WORK INSTRUCTION: Would you write out all of the data exactly as it appears below?

INPUT RECORDS:
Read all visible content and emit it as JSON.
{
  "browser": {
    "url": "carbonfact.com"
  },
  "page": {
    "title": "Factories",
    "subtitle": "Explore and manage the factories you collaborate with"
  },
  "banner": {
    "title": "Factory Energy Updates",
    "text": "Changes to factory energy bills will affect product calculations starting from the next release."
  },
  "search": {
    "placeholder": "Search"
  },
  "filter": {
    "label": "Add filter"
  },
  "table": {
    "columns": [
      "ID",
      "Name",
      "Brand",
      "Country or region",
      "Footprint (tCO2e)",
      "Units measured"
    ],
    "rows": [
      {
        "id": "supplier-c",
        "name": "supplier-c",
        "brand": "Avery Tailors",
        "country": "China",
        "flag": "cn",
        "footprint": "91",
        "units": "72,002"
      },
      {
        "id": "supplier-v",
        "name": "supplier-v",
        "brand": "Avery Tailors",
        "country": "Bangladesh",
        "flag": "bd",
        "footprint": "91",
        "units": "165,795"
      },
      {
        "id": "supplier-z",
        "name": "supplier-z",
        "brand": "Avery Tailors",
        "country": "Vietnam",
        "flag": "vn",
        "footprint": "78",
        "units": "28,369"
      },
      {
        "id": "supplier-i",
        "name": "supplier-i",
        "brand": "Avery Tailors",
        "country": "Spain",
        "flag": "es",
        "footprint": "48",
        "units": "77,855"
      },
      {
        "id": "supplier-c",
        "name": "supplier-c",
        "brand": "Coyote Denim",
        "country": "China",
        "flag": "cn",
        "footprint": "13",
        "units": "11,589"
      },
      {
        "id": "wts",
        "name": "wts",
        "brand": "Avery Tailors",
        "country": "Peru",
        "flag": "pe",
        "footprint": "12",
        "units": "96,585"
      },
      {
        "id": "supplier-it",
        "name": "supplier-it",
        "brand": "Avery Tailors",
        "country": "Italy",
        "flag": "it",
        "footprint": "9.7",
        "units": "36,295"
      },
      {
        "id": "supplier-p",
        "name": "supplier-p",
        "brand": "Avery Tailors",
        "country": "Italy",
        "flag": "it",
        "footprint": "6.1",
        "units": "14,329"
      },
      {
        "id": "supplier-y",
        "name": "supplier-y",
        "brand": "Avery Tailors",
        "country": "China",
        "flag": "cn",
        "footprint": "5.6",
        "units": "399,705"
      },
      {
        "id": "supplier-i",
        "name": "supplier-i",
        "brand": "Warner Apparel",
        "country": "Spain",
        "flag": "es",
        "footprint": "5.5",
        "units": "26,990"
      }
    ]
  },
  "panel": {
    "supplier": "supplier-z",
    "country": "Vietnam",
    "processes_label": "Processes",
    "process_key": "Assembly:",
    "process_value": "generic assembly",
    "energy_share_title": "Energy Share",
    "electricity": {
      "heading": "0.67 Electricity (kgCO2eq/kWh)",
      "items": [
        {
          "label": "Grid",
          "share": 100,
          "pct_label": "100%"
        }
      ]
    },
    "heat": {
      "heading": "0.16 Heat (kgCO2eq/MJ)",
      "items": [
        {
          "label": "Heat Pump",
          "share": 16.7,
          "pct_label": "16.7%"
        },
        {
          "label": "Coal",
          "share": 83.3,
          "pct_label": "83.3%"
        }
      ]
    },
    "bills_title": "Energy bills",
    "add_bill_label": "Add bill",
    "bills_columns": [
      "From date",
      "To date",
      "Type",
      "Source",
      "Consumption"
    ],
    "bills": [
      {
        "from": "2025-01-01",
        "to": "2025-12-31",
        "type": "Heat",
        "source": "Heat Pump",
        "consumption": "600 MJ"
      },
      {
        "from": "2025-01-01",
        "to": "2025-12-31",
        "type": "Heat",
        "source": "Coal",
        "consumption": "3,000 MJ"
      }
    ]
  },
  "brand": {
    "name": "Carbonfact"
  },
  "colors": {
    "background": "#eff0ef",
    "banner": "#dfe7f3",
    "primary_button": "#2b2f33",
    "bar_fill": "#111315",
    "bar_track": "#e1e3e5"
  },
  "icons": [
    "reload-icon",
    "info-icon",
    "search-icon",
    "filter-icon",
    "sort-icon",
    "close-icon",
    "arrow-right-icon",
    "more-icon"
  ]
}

TASK RESULT:
Read all visible content and emit it as JSON.
{
  "browser": {
    "url": "carbonfact.com"
  },
  "page": {
    "title": "Factories",
    "subtitle": "Explore and manage the factories you collaborate with"
  },
  "banner": {
    "title": "Factory Energy Updates",
    "text": "Changes to factory energy bills will affect product calculations starting from the next release."
  },
  "search": {
    "placeholder": "Search"
  },
  "filter": {
    "label": "Add filter"
  },
  "table": {
    "columns": [
      "ID",
      "Name",
      "Brand",
      "Country or region",
      "Footprint (tCO2e)",
      "Units measured"
    ],
    "rows": [
      {
        "id": "supplier-c",
        "name": "supplier-c",
        "brand": "Avery Tailors",
        "country": "China",
        "flag": "cn",
        "footprint": "91",
        "units": "72,002"
      },
      {
        "id": "supplier-v",
        "name": "supplier-v",
        "brand": "Avery Tailors",
        "country": "Bangladesh",
        "flag": "bd",
        "footprint": "91",
        "units": "165,795"
      },
      {
        "id": "supplier-z",
        "name": "supplier-z",
        "brand": "Avery Tailors",
        "country": "Vietnam",
        "flag": "vn",
        "footprint": "78",
        "units": "28,369"
      },
      {
        "id": "supplier-i",
        "name": "supplier-i",
        "brand": "Avery Tailors",
        "country": "Spain",
        "flag": "es",
        "footprint": "48",
        "units": "77,855"
      },
      {
        "id": "supplier-c",
        "name": "supplier-c",
        "brand": "Coyote Denim",
        "country": "China",
        "flag": "cn",
        "footprint": "13",
        "units": "11,589"
      },
      {
        "id": "wts",
        "name": "wts",
        "brand": "Avery Tailors",
        "country": "Peru",
        "flag": "pe",
        "footprint": "12",
        "units": "96,585"
      },
      {
        "id": "supplier-it",
        "name": "supplier-it",
        "brand": "Avery Tailors",
        "country": "Italy",
        "flag": "it",
        "footprint": "9.7",
        "units": "36,295"
      },
      {
        "id": "supplier-p",
        "name": "supplier-p",
        "brand": "Avery Tailors",
        "country": "Italy",
        "flag": "it",
        "footprint": "6.1",
        "units": "14,329"
      },
      {
        "id": "supplier-y",
        "name": "supplier-y",
        "brand": "Avery Tailors",
        "country": "China",
        "flag": "cn",
        "footprint": "5.6",
        "units": "399,705"
      },
      {
        "id": "supplier-i",
        "name": "supplier-i",
        "brand": "Warner Apparel",
        "country": "Spain",
        "flag": "es",
        "footprint": "5.5",
        "units": "26,990"
      }
    ]
  },
  "panel": {
    "supplier": "supplier-z",
    "country": "Vietnam",
    "processes_label": "Processes",
    "process_key": "Assembly:",
    "process_value": "generic assembly",
    "energy_share_title": "Energy Share",
    "electricity": {
      "heading": "0.67 Electricity (kgCO2eq/kWh)",
      "items": [
        {
          "label": "Grid",
          "share": 100,
          "pct_label": "100%"
        }
      ]
    },
    "heat": {
      "heading": "0.16 Heat (kgCO2eq/MJ)",
      "items": [
        {
          "label": "Heat Pump",
          "share": 16.7,
          "pct_label": "16.7%"
        },
        {
          "label": "Coal",
          "share": 83.3,
          "pct_label": "83.3%"
        }
      ]
    },
    "bills_title": "Energy bills",
    "add_bill_label": "Add bill",
    "bills_columns": [
      "From date",
      "To date",
      "Type",
      "Source",
      "Consumption"
    ],
    "bills": [
      {
        "from": "2025-01-01",
        "to": "2025-12-31",
        "type": "Heat",
        "source": "Heat Pump",
        "consumption": "600 MJ"
      },
      {
        "from": "2025-01-01",
        "to": "2025-12-31",
        "type": "Heat",
        "source": "Coal",
        "consumption": "3,000 MJ"
      }
    ]
  },
  "brand": {
    "name": "Carbonfact"
  },
  "colors": {
    "background": "#eff0ef",
    "banner": "#dfe7f3",
    "primary_button": "#2b2f33",
    "bar_fill": "#111315",
    "bar_track": "#e1e3e5"
  },
  "icons": [
    "reload-icon",
    "info-icon",
    "search-icon",
    "filter-icon",
    "sort-icon",
    "close-icon",
    "arrow-right-icon",
    "more-icon"
  ]
}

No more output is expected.